[Dataset rows for apps and sites]
····················

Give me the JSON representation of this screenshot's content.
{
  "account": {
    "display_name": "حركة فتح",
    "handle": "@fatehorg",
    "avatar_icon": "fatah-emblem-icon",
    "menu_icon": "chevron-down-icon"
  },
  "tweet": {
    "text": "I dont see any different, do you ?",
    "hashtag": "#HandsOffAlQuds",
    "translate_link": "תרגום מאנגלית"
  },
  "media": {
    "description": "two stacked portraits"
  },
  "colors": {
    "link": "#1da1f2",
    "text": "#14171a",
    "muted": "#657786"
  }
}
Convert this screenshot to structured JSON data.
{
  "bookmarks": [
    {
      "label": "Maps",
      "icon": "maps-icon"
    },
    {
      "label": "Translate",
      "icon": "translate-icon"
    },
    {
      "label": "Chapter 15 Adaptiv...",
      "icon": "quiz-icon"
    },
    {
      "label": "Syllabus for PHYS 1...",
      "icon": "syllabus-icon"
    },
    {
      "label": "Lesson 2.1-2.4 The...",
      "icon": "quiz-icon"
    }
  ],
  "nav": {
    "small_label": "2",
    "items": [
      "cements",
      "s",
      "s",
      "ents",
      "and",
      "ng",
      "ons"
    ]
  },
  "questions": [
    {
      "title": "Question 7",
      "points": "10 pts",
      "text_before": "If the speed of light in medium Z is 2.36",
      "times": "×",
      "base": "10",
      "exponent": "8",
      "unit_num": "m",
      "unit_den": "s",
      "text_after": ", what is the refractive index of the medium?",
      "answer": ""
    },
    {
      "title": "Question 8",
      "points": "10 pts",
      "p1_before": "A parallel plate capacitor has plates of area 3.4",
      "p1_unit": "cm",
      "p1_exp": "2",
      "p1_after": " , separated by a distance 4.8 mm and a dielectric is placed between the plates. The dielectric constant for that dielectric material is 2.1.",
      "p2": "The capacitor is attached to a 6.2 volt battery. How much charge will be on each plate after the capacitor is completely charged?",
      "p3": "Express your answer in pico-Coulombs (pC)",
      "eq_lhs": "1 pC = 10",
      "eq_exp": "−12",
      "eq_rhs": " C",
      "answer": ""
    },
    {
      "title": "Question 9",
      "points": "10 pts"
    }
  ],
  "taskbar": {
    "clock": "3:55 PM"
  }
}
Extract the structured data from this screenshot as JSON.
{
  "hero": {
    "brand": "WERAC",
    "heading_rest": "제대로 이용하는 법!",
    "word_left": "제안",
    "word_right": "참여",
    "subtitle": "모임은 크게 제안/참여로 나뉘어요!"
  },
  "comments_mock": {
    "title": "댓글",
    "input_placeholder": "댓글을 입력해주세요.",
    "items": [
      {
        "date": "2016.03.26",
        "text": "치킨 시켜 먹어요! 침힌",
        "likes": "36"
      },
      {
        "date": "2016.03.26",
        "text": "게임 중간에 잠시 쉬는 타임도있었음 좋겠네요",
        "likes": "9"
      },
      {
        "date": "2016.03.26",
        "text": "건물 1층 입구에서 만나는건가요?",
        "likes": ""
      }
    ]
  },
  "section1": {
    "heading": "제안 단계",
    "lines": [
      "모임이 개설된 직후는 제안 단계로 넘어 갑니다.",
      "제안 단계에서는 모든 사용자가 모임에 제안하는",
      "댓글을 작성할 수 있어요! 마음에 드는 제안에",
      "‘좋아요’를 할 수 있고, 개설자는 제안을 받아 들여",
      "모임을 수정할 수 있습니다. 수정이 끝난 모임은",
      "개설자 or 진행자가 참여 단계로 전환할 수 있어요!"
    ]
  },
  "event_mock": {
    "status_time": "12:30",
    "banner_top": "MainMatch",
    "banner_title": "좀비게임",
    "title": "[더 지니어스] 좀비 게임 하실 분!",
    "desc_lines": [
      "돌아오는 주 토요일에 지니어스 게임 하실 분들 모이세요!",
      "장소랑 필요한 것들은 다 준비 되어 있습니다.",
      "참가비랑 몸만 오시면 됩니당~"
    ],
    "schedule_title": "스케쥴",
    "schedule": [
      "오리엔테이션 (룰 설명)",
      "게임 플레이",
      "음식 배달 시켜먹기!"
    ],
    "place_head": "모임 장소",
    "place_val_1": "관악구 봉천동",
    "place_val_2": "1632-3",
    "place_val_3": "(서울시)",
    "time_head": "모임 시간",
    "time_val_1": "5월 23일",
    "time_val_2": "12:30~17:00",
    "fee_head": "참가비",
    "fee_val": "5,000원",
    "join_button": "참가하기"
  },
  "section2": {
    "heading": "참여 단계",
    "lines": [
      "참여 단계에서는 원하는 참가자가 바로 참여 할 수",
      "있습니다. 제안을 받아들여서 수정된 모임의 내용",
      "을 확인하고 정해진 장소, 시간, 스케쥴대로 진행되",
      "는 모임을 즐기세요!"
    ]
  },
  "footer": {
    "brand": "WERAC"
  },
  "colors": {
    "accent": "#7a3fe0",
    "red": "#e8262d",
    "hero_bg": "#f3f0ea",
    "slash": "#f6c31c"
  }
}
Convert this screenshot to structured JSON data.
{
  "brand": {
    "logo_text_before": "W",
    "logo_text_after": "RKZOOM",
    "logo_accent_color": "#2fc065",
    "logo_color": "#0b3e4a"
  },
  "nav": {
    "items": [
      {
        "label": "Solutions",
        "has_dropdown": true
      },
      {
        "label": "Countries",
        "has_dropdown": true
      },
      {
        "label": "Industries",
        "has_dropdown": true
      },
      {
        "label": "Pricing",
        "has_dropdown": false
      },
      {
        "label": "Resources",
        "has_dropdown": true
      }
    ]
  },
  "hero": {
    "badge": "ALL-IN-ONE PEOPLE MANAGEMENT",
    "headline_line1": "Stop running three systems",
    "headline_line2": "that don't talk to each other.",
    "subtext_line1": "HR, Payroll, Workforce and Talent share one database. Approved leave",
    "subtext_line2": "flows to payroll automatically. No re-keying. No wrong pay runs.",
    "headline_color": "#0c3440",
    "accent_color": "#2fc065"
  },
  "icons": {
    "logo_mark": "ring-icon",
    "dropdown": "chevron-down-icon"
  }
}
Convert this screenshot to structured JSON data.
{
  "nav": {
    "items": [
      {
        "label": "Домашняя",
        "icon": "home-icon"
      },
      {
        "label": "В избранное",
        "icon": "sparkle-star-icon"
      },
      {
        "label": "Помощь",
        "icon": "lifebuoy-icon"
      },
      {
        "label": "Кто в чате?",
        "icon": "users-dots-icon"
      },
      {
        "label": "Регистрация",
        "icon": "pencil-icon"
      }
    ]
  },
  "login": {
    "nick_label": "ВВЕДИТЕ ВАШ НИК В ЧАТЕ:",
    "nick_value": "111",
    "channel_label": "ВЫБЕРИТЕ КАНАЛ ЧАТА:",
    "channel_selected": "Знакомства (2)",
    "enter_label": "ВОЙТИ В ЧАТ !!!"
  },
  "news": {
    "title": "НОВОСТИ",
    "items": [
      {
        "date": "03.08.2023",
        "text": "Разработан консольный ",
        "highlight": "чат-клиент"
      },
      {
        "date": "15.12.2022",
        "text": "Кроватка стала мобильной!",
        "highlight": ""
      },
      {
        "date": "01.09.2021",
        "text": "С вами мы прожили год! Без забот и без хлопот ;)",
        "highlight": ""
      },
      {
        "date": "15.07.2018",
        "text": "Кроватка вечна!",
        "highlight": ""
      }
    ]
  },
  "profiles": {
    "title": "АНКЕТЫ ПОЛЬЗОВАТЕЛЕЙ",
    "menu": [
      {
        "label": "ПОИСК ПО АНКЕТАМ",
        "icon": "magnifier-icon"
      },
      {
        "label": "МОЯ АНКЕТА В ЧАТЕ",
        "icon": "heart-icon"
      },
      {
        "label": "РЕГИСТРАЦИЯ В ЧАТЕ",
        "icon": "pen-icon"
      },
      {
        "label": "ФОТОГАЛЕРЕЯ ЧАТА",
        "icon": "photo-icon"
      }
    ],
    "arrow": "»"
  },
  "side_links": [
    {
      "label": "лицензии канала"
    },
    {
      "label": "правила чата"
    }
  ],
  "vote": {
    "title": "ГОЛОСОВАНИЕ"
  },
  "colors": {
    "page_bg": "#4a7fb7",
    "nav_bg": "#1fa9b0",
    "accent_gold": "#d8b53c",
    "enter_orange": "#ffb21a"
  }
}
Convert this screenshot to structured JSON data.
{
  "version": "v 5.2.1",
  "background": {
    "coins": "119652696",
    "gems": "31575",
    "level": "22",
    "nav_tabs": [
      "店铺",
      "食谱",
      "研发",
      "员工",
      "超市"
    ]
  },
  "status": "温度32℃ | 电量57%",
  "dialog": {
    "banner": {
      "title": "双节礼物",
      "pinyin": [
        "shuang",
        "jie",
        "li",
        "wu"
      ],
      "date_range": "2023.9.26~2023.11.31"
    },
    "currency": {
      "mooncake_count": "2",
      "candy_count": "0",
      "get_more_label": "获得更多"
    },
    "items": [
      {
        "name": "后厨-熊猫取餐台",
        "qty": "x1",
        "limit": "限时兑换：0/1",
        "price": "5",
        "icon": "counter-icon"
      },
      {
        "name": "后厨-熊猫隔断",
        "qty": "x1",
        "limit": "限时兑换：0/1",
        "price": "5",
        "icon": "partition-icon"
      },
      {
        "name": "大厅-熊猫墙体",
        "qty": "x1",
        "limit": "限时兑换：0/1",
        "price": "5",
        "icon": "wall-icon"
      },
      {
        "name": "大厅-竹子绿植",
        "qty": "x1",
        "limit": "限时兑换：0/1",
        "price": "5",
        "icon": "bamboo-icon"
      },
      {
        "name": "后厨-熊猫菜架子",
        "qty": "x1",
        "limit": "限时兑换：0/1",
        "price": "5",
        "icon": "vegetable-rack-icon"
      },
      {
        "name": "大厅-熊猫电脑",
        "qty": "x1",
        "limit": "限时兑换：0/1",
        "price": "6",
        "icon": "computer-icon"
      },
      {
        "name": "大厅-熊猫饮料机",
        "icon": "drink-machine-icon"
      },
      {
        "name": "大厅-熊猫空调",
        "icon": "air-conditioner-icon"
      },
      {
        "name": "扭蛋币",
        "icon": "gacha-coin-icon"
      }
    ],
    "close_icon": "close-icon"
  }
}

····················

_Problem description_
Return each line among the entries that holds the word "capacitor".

_Answer to this task_
      "p1_before": "A parallel plate capacitor has plates of area 3.4",
      "p2": "The capacitor is attached to a 6.2 volt battery. How much charge will be on each plate after the capacitor is completely charged?",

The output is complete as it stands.